Twenty-six-year-old Sunny Clifford, Oglala Lakota and a Pine Ridge Park ranger, is one of three finalists for a People’s Choice Gloria Award given by one of the most pioneering feminist organizations in the world, the Ms. Foundation.
This is the first time in the 25-year history of the Gloria Awards that the Ms. Foundation is asking the public to choose one of its winners. You can vote once per email address at forwomen.org/voteforvision by April 16.

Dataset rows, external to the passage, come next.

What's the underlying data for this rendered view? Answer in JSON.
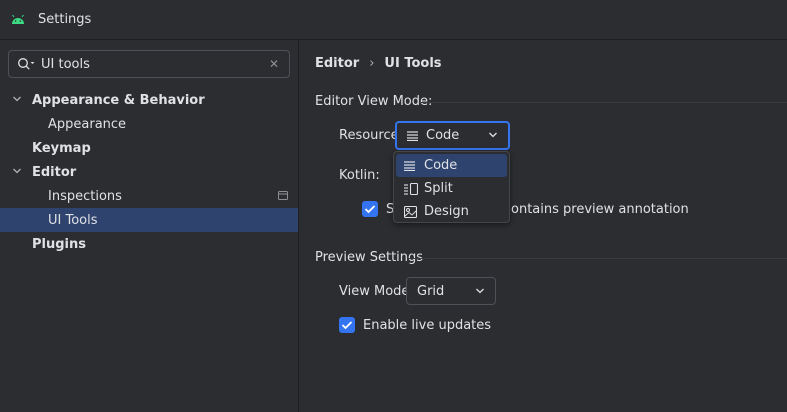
{
  "window": {
    "title": "Settings"
  },
  "search": {
    "value": "UI tools"
  },
  "tree": {
    "appearance_behavior": "Appearance & Behavior",
    "appearance": "Appearance",
    "keymap": "Keymap",
    "editor": "Editor",
    "inspections": "Inspections",
    "ui_tools": "UI Tools",
    "plugins": "Plugins"
  },
  "breadcrumb": {
    "parent": "Editor",
    "sep": "›",
    "current": "UI Tools"
  },
  "editor_view_mode": {
    "title": "Editor View Mode:",
    "resource_label": "Resource:",
    "resource_value": "Code",
    "kotlin_label": "Kotlin:",
    "checkbox_prefix": "S",
    "checkbox_suffix": "ontains preview annotation",
    "checkbox_checked": true
  },
  "resource_dropdown": {
    "options": [
      {
        "label": "Code",
        "icon": "lines-icon",
        "selected": true
      },
      {
        "label": "Split",
        "icon": "split-icon",
        "selected": false
      },
      {
        "label": "Design",
        "icon": "design-icon",
        "selected": false
      }
    ]
  },
  "preview_settings": {
    "title": "Preview Settings",
    "view_mode_label": "View Mode:",
    "view_mode_value": "Grid",
    "live_updates_label": "Enable live updates",
    "live_updates_checked": true
  },
  "colors": {
    "background": "#2b2d30",
    "selection": "#2e436e",
    "accent": "#3574f0",
    "android_green": "#3ddc84"
  }
}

Clifford was anonymously nominated for the People's Choice Gloria Award for her proactive efforts to ensure Native American women have access to emergency contraception. Clifford began a petition on Change.org in spring 2012 to demand that Dr. Yvette Roubideaux, the director of Indian Health Services (IHS), issue a directive to ensure that Plan B, also known as the morning-after-pill, is available on reservations upon request. This over-the-counter pill is routinely given to American women after a sexual assault where pregnancy may occur. Despite the fact that 1 out of 3 Native women will experience rape in her lifetime, in many areas, the Indian Health Service does not make Plan B readily available. Clifford believes rape victims are further victimized by IHS when they are denied access to Plan B. Her petition, which currently has more than 117,000 signatures toward her goal of 150,000, will raise awareness and “push IHS to offer Plan B without a prescription,” she said.

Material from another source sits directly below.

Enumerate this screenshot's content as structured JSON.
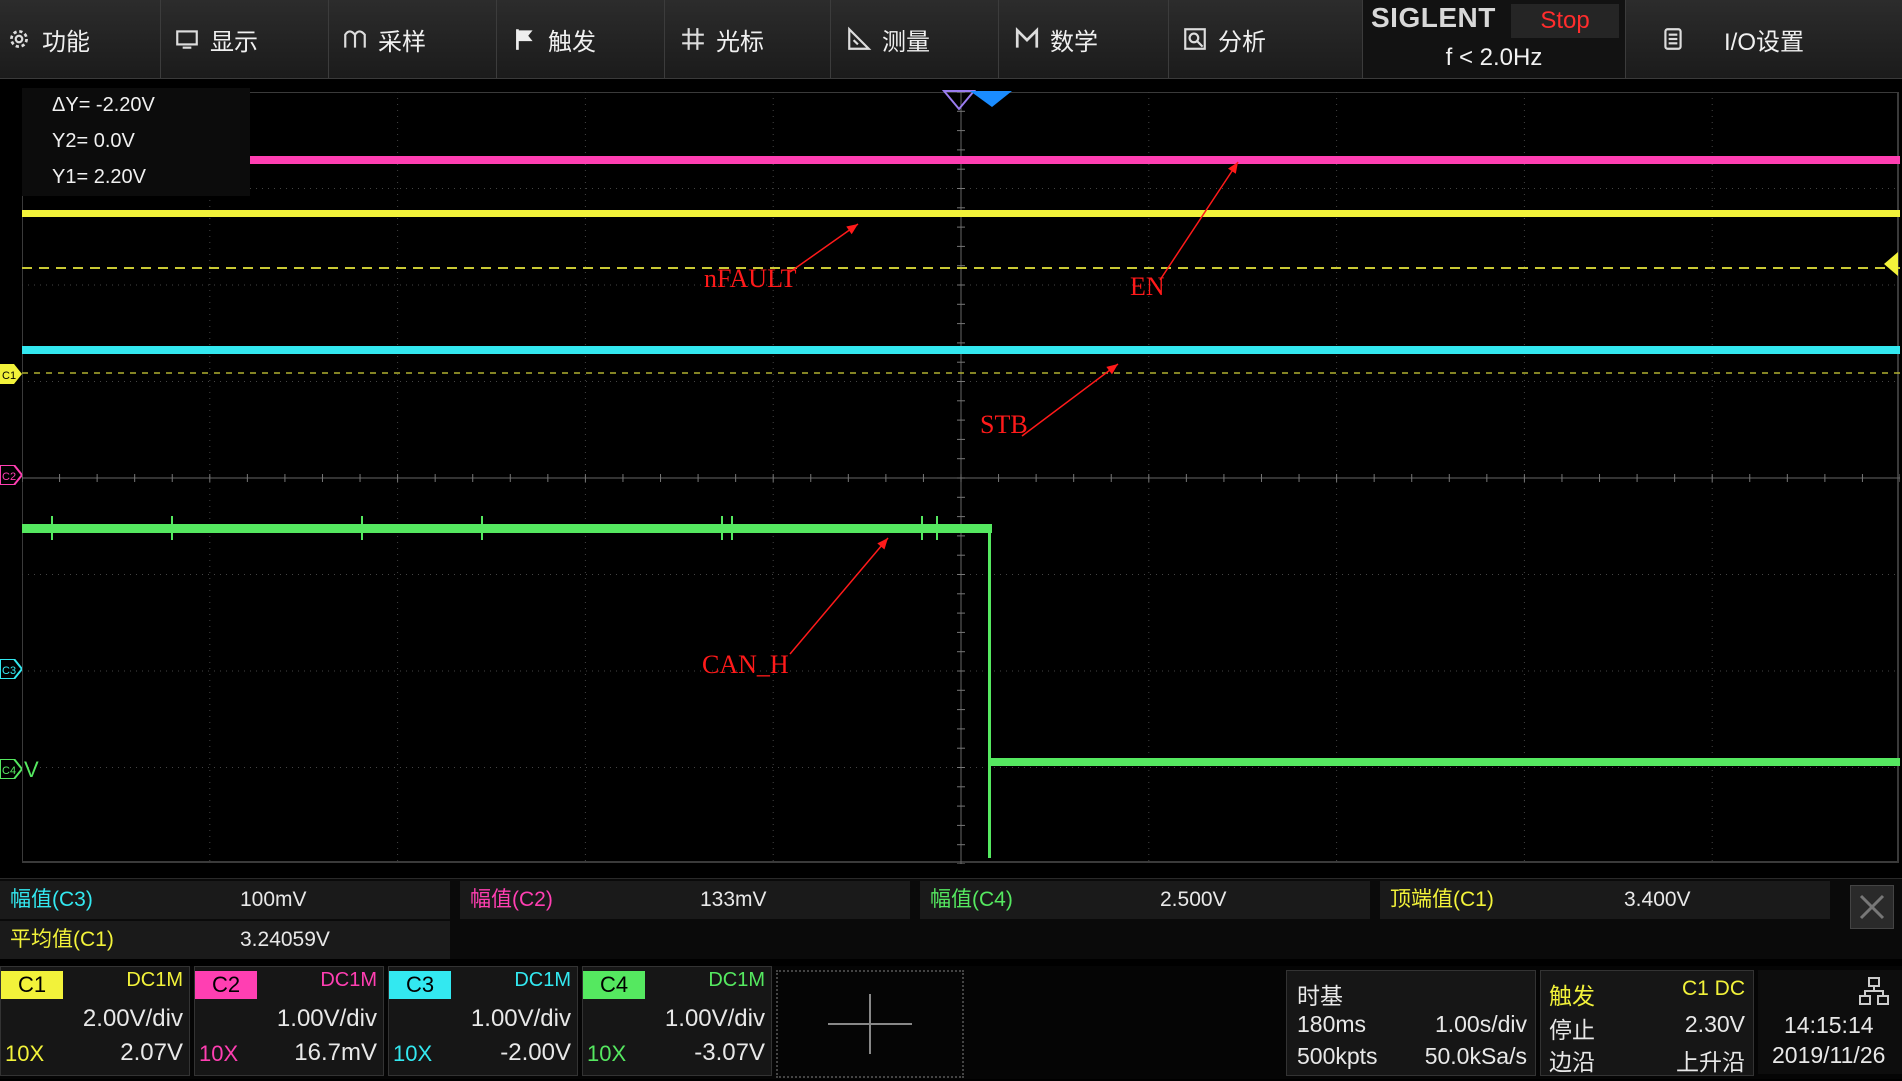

“The Ms. Foundation founded by Gloria Steinem is a really big mover in the mainstream feminist movement, and I’m the glad the issues pertaining to Native American women are being recognized by mainstream feminists,” Clifford told Indian Country Today Media Network.
“This nomination isn’t just for me—it’s for all Native American women in the country,” she added.
The People’s Choice Gloria Award is named in honor of activist and Ms. Foundation co-founder Gloria Steinem, and will be presented to the winner at the 2013 Gloria Awards on May 13 at Cipriani 42nd Street in New York City. The ceremony attracts world-renowned women, like Olympia Dukakis and Ashley Judd, in addition to Steinem. For more information, visit forwomen.org/GloriaAwards.
Clifford, who sits on the board for the South Dakota branch of pro-choice organization NARAL, is also the focus of the documentary Young Lakota for the role she, her twin sister Serena and their neighbor played in challenging the impeachment of former Pine Ridge Chairman Cecelia Thunder Fire in 2006 for her proposal of a women’s clinic on the reservation.
While Clifford tirelessly promotes justice and equal rights for Native American women, she is humbled when the topic of conversation turns to her own accomplishments, and she readily praises the work of her competitors for the People’s Choice Gloria Award.
“I’m honored to be nominated with such great people,” she said, referencing both the Crunk Feminist Collective—a group of individuals working to “create a space of support and camaraderie for hip-hop-generation feminists of color”—and 15-year-old Julia Bluhm, a blogger for the girl-fueled SPARK Movement, which fights against sexualized images of women and girls in the media. Bluhm successfully rallied for signatures on a petition on Change.org that called for Seventeen magazine to commit to print at least one unaltered photospread per month.
You can support Clifford by voting at forwomen.org/voteforvision by April 16.